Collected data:
....

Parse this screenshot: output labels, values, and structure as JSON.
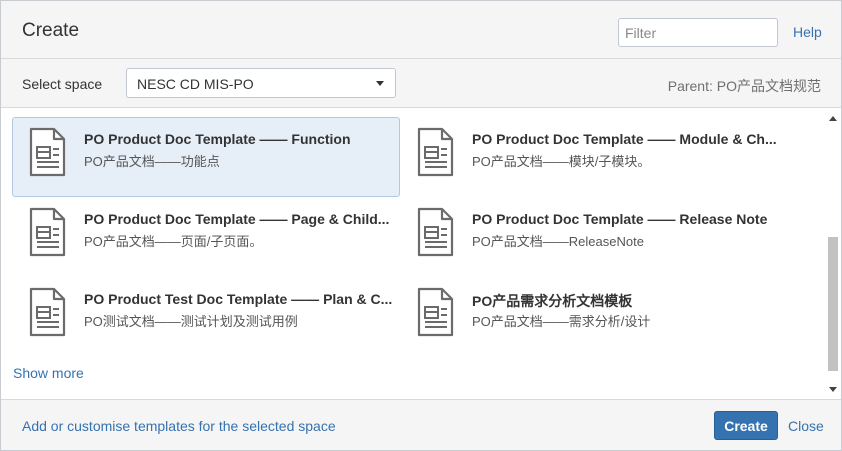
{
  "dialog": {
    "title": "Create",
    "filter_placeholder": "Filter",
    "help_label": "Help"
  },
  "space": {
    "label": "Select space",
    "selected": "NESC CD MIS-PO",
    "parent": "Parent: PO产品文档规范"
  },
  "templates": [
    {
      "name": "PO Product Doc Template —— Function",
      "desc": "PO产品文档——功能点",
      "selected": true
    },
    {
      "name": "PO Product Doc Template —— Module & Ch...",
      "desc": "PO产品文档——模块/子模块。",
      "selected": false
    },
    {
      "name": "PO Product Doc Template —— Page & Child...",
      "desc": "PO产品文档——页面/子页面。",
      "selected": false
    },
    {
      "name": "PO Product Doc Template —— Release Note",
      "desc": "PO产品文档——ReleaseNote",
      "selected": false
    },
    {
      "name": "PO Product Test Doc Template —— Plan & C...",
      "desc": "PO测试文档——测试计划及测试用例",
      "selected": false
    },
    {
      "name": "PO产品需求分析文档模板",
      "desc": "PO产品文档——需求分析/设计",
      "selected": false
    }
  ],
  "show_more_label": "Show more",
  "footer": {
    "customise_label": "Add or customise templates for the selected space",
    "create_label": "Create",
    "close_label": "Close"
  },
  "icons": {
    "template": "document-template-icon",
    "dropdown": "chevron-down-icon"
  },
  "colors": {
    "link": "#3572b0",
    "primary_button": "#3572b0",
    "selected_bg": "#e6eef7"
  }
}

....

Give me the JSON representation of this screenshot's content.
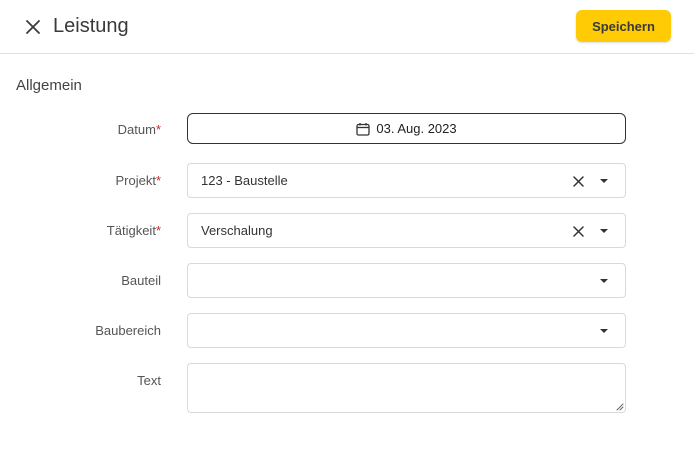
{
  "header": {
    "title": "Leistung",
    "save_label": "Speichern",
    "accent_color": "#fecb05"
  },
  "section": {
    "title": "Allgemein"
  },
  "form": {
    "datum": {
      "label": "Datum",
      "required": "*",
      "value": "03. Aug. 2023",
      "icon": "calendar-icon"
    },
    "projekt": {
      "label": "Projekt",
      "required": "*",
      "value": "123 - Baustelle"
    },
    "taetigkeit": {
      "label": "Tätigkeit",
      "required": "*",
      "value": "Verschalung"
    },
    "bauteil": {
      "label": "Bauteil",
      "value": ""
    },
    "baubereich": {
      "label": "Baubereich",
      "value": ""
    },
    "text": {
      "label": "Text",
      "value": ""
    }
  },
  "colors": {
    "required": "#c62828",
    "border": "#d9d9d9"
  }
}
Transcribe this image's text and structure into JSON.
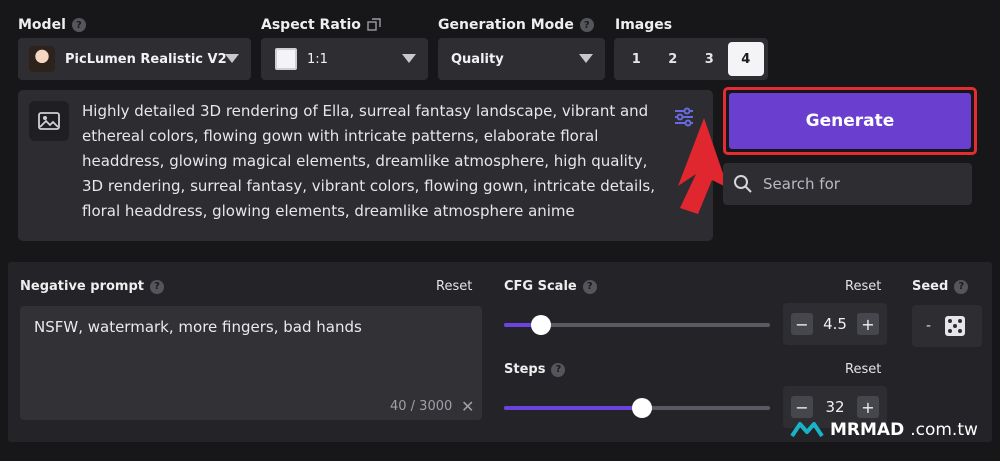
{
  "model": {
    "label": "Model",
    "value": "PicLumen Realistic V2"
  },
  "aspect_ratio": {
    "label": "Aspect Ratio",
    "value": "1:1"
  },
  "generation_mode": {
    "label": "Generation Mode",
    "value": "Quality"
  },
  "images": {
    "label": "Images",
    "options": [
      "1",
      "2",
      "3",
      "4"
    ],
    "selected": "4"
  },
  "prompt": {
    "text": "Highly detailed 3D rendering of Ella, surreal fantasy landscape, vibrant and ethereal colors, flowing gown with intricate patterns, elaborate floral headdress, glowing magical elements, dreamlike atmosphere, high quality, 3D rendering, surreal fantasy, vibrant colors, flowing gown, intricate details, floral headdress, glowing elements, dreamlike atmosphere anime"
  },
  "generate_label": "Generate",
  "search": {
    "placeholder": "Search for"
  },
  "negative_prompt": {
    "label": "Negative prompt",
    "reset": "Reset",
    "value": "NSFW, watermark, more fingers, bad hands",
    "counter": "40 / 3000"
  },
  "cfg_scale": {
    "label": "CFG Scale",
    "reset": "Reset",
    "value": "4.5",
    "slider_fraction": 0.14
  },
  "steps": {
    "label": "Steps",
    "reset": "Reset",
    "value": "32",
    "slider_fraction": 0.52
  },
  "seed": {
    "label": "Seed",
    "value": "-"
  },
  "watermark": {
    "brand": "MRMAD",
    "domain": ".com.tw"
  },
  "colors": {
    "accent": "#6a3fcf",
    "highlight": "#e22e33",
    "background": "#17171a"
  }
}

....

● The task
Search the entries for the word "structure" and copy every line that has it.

● Exercise output
Parse this screenshot: output labels, values, and structure as JSON.
Transcribe this image's text and structure into JSON.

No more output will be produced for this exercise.